The direction of time’s arrow could only be determined by that incongruous mixture of theology and statistics known as the second law of thermodynamics; or, to be more explicit, the direction of the arrow could be determined by statistical rules, but its significance as a governing fact “making sense of the world” could only be deduced on teleological assumptions. If physics cannot determine which way up its own world ought to be regarded, there is not much hope of guidance from it as to ethical orientation. We trust to some inward sense of fitness when we orient the physical world with the future on top, and likewise we must trust to some inner monitor when we orient the spiritual world with the good on top.


(George Brooks) #13

@Jon_Garvey

Regardless of the ultimate end point of the Universe, within the lifespan of individual galaxies, if not of individual solar systems, gravity seems quite adequate to the task of temporarily countering entropy: clouds of gas form stars, and stars create new elements through fusion. And when some starts explode in violent death throes, even more new elements are created … which become the material for yet another kind of solar system.


(Roger A. Sawtelle) #14

@Mervin_Bitikofer
and @Jon_Garvey

It is now accepted that entropy is the indicator of time. Thinking this through indicates to me that this is false.

For instance the a most basic example of a system is the water cycle, where water begins as water, evaporates into vapor droplets, cools off and consolidates into clouds, and then falls to earth as rain and from there the cycle starts all over again. To be sure the sun plays an i9mportant role in providing a source of power (with gravity) for this system, but this is the way natural systems work.

If we take the broken vase as our model we are not using a natural system, but an artificial one. Science is not based on artificial or human systems. As far as I can determine time runs only in one direction. Science has tried to find a way to make it run backward, but has failed.

Time, past, present, and future, along space, and matter/energy, are the basic aspects of nature. That means that they cannot be proven or disproven, but just are. The Bog Bang is the beginning of all three, matter/energy, space, and time, which were created from nothing.

If there was a beginning, there will be an ending. That which came out of nothing will disappear into nothing. Even though science seems to bear this out, it cannot be proven, because it cannot be tested. This is time’s true arrow.


(Mervin Bitikofer) #15

It is fun to attempt to think these things through.
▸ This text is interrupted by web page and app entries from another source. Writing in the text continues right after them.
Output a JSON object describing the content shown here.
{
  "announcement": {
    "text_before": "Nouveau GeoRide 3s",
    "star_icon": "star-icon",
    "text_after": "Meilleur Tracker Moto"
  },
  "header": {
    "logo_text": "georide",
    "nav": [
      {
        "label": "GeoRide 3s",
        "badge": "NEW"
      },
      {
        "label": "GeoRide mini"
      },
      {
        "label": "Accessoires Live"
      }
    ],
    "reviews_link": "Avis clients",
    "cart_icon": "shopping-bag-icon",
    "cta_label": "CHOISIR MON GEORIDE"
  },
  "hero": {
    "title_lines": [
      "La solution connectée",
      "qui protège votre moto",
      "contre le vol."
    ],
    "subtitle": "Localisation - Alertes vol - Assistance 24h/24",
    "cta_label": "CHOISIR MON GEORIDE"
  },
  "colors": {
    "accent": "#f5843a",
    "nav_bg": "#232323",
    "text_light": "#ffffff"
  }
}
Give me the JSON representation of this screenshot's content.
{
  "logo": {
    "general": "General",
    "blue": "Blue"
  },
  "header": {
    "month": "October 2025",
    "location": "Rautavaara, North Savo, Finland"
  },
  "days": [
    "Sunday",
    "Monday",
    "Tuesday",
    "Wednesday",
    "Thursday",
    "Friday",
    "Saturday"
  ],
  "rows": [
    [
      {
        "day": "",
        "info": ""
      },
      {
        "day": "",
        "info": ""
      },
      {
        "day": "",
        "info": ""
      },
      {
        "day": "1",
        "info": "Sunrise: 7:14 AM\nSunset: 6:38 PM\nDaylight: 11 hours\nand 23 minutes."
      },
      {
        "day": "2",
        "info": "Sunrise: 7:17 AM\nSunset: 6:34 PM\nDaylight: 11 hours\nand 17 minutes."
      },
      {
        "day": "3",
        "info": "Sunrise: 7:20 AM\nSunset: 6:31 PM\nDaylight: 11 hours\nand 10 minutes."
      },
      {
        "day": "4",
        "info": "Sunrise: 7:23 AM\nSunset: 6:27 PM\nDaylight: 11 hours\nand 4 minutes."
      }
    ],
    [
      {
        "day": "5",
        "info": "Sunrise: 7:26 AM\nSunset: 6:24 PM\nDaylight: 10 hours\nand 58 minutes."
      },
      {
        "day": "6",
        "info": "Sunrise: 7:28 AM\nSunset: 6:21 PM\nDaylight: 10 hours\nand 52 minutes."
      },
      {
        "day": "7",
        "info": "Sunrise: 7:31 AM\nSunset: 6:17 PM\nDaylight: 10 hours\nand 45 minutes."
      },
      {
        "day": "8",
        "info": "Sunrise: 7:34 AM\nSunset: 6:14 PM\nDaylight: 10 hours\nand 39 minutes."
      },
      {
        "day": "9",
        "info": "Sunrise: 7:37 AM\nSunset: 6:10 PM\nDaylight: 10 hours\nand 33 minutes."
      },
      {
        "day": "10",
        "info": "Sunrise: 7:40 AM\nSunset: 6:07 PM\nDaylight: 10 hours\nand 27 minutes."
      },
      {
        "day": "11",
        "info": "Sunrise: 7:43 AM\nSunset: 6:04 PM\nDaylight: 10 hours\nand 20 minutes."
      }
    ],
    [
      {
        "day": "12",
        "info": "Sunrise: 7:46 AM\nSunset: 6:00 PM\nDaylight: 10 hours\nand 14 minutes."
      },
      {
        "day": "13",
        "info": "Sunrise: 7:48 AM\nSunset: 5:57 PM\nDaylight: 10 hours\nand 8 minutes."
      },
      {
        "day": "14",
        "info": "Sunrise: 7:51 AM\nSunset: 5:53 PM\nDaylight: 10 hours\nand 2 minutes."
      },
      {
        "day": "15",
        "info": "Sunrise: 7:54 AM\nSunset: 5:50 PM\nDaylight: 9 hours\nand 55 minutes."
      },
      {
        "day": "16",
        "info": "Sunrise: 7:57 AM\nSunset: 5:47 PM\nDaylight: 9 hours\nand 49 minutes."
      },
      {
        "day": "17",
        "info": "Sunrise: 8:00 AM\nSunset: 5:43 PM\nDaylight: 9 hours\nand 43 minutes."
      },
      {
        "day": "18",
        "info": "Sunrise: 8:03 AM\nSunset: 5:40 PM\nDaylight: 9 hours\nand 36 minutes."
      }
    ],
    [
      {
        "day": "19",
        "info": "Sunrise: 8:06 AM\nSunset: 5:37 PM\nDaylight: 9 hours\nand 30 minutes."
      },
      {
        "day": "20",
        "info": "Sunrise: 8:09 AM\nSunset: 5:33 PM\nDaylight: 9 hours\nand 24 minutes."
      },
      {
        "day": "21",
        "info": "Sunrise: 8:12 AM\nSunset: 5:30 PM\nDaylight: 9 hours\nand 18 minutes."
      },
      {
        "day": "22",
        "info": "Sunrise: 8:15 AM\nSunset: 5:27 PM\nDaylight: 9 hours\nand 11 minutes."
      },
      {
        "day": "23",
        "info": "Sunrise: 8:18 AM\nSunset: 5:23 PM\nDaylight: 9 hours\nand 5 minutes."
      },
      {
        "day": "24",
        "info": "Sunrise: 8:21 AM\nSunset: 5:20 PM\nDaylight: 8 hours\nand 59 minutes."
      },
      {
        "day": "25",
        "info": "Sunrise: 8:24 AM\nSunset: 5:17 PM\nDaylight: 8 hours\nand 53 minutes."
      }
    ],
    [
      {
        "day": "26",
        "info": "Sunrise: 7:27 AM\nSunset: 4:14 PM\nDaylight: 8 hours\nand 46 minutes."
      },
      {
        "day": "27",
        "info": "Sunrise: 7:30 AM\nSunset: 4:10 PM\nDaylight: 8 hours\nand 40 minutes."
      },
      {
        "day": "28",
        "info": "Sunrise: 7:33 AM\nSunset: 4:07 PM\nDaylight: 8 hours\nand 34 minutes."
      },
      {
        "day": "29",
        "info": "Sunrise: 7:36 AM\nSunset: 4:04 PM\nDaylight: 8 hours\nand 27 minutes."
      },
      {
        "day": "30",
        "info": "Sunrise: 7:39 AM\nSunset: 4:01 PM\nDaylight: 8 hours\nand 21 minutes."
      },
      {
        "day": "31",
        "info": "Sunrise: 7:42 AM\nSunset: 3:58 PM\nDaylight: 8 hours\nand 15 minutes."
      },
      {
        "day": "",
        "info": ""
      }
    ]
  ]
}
Try this thought experiment on for size: if time were to speed up, slow down, or even back track for a bit in the other direction, how would any of us know? Since our time pieces and perceptions would presumably speed up or slow down with it?!

That’s a new one for me. Is that when all the swamps were created?

A physicist, a biologist, and a mathematician were sitting at a cafe watching people come and go from a house across the street. First they see two people go in. Then later they see three people come out. The physicist comments, “that measurement couldn’t have been accurate.” The biologist concluded: “they must have reproduced”. The mathematician’s conclusion? “If one more person goes in, the house will be empty.”

The question of the day for me, Roger, is: Is “nothing” really nothing?


(Roger A. Sawtelle) #16

Yes, nothing is nothing if there is no time, space, and matter/energy. Please note that we now know that times, space, and matter/energy are interdependent.

Of course God is not a thing and God can exist outside of all these aspects of Reality. Humans cannot except in heaven.